- Opening Delimiter -

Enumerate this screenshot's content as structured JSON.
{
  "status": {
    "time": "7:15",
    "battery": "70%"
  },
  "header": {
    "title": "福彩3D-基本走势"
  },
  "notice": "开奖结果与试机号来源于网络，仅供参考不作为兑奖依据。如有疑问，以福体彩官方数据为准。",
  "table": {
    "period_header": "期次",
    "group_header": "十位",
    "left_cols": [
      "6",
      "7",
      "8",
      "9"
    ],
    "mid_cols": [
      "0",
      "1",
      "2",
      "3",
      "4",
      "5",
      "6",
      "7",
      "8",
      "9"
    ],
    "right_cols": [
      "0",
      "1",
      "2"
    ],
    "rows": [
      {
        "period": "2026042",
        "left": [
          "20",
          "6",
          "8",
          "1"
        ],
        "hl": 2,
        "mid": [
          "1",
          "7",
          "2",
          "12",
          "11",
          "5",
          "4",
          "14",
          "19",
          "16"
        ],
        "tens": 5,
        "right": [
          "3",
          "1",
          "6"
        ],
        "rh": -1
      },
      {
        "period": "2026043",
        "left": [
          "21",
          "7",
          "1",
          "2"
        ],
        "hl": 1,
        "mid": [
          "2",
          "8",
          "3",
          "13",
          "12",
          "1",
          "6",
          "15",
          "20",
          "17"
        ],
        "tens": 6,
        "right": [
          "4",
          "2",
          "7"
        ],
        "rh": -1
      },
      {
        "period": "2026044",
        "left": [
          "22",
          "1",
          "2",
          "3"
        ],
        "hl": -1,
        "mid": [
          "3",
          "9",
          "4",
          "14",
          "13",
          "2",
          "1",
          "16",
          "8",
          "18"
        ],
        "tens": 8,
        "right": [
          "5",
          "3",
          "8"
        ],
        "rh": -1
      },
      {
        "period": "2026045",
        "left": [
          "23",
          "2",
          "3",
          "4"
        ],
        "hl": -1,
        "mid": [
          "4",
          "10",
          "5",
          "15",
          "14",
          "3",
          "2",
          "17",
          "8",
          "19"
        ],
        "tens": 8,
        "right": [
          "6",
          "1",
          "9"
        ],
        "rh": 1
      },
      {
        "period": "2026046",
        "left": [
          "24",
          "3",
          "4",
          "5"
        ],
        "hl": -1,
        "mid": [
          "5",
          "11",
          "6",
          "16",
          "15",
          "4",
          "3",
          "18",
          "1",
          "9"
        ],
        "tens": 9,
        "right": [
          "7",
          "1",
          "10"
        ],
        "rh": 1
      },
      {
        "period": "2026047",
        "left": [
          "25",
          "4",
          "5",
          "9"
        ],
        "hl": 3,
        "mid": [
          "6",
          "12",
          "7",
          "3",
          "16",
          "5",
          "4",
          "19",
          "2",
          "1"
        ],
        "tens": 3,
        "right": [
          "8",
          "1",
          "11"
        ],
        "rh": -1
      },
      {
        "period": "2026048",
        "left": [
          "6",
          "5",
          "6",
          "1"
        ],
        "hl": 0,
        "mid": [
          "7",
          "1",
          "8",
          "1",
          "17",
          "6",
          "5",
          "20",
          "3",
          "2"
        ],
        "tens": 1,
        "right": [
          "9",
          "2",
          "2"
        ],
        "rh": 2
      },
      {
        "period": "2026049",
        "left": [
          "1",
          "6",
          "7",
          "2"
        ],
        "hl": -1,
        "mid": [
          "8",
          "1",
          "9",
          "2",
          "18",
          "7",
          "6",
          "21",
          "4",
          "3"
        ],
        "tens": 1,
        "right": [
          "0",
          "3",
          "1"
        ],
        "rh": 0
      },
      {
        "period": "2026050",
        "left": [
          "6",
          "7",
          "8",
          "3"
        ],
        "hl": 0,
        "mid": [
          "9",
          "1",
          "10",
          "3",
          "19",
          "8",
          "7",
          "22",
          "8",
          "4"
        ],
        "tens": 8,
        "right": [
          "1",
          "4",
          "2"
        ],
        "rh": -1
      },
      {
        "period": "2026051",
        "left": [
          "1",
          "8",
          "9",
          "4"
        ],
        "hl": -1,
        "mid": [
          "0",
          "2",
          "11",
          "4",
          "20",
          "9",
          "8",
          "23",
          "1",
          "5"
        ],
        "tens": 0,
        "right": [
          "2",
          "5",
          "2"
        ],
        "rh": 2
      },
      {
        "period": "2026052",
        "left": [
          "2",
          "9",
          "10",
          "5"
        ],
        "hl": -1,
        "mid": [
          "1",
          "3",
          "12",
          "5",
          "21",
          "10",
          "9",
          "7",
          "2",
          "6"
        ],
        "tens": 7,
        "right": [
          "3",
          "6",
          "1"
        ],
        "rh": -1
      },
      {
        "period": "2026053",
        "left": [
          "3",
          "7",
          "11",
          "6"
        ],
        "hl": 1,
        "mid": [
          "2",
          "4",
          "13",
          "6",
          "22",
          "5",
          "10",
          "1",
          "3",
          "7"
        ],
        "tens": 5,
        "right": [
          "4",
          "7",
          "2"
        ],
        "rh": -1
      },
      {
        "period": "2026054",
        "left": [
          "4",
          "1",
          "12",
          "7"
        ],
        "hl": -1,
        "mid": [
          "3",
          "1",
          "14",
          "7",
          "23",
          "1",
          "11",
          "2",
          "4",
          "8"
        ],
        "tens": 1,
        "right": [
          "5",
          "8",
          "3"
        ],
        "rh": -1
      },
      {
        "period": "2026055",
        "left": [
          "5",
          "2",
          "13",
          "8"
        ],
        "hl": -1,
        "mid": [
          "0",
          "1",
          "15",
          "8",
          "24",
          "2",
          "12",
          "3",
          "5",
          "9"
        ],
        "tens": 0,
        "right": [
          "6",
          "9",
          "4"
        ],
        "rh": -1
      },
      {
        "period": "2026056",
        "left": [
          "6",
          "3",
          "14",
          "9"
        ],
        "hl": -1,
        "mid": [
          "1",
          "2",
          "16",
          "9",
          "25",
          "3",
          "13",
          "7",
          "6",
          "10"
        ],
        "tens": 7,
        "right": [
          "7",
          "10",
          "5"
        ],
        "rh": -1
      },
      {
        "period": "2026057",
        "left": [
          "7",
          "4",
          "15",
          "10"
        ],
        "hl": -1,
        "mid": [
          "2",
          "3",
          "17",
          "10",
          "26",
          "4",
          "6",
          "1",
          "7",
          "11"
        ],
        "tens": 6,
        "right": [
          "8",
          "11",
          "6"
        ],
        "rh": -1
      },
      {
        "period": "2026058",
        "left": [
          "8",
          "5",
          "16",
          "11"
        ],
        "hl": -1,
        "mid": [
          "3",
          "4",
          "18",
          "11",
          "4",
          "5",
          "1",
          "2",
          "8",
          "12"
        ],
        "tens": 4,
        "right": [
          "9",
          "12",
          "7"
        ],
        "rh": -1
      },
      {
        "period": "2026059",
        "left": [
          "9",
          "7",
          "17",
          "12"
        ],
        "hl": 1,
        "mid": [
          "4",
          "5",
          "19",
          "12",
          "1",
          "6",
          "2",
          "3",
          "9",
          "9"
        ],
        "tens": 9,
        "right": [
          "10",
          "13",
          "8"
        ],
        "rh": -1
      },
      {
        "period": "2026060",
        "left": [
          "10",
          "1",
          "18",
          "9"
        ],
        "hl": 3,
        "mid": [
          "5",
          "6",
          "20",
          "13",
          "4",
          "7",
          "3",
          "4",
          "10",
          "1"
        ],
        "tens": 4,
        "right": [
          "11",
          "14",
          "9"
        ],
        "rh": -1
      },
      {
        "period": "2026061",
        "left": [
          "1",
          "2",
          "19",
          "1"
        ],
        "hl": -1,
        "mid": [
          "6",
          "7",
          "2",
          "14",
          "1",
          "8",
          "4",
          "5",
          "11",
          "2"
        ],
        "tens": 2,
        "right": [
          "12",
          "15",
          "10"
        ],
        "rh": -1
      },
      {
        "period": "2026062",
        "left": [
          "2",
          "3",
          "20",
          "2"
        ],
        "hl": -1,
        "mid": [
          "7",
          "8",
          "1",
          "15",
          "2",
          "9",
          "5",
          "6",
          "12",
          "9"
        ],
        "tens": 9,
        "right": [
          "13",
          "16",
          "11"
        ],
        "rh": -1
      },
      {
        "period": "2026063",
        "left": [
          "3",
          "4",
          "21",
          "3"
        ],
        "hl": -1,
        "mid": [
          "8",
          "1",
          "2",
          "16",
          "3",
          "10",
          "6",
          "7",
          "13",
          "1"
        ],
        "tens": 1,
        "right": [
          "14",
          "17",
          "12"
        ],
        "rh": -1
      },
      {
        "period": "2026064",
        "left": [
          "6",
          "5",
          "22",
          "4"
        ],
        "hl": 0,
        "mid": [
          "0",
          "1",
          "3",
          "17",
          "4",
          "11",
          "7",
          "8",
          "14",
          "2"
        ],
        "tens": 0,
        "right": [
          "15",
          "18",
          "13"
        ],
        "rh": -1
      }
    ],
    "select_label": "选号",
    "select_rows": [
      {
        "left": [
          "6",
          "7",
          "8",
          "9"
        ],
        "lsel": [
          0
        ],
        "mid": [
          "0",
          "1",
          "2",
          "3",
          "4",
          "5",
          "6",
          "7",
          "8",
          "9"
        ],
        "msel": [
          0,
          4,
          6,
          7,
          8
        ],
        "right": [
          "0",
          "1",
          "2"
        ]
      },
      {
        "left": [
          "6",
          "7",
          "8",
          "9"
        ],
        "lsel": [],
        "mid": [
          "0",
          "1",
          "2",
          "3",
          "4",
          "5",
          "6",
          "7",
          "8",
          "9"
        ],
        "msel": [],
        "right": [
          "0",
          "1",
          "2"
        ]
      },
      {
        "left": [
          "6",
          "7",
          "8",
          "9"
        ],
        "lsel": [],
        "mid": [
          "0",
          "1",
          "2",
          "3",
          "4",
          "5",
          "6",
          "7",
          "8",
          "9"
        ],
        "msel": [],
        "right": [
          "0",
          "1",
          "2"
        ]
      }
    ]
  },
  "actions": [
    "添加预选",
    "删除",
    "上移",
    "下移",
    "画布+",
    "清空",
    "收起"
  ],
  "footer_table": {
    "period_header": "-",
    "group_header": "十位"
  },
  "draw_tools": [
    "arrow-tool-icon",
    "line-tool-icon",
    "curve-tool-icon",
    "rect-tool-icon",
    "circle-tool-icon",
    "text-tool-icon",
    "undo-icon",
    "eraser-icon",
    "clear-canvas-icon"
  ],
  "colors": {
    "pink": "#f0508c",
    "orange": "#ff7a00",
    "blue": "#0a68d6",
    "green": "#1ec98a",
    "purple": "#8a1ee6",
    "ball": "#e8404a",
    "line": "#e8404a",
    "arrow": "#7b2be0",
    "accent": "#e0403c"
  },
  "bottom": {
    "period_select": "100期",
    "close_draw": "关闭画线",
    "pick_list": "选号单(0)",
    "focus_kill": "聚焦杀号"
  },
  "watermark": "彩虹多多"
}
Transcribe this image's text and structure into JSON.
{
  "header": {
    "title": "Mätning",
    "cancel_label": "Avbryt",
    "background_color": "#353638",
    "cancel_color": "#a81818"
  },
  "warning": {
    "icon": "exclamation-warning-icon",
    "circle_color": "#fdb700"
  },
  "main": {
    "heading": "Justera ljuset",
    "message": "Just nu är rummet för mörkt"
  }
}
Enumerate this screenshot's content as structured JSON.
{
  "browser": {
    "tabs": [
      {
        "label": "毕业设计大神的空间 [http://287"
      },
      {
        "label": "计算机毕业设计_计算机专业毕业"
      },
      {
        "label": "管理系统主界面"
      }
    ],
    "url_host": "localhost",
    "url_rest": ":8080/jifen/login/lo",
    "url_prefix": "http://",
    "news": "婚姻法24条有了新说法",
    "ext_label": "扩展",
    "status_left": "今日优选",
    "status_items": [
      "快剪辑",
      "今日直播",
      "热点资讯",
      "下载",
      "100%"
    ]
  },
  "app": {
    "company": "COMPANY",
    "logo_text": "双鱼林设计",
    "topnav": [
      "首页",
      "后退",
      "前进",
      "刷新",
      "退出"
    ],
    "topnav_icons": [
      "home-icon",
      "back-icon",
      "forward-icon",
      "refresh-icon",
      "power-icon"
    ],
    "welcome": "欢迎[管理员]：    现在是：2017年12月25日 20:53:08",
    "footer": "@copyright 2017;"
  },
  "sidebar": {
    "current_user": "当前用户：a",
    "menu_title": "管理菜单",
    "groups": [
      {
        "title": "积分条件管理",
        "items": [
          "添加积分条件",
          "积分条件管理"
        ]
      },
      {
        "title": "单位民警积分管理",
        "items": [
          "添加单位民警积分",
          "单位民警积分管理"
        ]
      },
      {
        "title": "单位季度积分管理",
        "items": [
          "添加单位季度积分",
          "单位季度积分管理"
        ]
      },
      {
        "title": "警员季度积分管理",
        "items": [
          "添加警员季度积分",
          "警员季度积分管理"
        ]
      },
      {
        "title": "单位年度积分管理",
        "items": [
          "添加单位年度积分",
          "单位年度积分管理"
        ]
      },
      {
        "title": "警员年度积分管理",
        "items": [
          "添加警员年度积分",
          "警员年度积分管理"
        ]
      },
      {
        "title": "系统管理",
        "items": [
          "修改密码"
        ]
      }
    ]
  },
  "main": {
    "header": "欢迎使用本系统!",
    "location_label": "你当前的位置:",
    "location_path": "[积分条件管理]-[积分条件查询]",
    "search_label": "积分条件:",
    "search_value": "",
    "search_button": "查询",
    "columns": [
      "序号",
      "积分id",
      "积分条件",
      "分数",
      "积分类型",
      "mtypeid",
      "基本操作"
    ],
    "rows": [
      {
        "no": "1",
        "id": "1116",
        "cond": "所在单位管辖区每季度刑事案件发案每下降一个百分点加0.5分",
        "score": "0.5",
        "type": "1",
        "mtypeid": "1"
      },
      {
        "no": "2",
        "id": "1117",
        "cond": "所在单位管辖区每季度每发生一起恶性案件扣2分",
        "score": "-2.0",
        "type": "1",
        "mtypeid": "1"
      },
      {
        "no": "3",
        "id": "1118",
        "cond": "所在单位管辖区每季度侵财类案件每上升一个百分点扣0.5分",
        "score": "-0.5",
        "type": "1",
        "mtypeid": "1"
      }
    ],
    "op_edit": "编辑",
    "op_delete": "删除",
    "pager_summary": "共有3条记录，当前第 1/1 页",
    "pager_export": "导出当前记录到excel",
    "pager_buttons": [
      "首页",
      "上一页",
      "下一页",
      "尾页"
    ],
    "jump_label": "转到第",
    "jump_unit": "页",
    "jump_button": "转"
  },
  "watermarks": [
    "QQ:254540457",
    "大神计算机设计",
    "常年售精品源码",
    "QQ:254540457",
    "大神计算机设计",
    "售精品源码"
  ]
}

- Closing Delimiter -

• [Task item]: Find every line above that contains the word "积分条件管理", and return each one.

• [Output of the exercise]:
        "title": "积分条件管理",
          "积分条件管理"
    "location_path": "[积分条件管理]-[积分条件查询]",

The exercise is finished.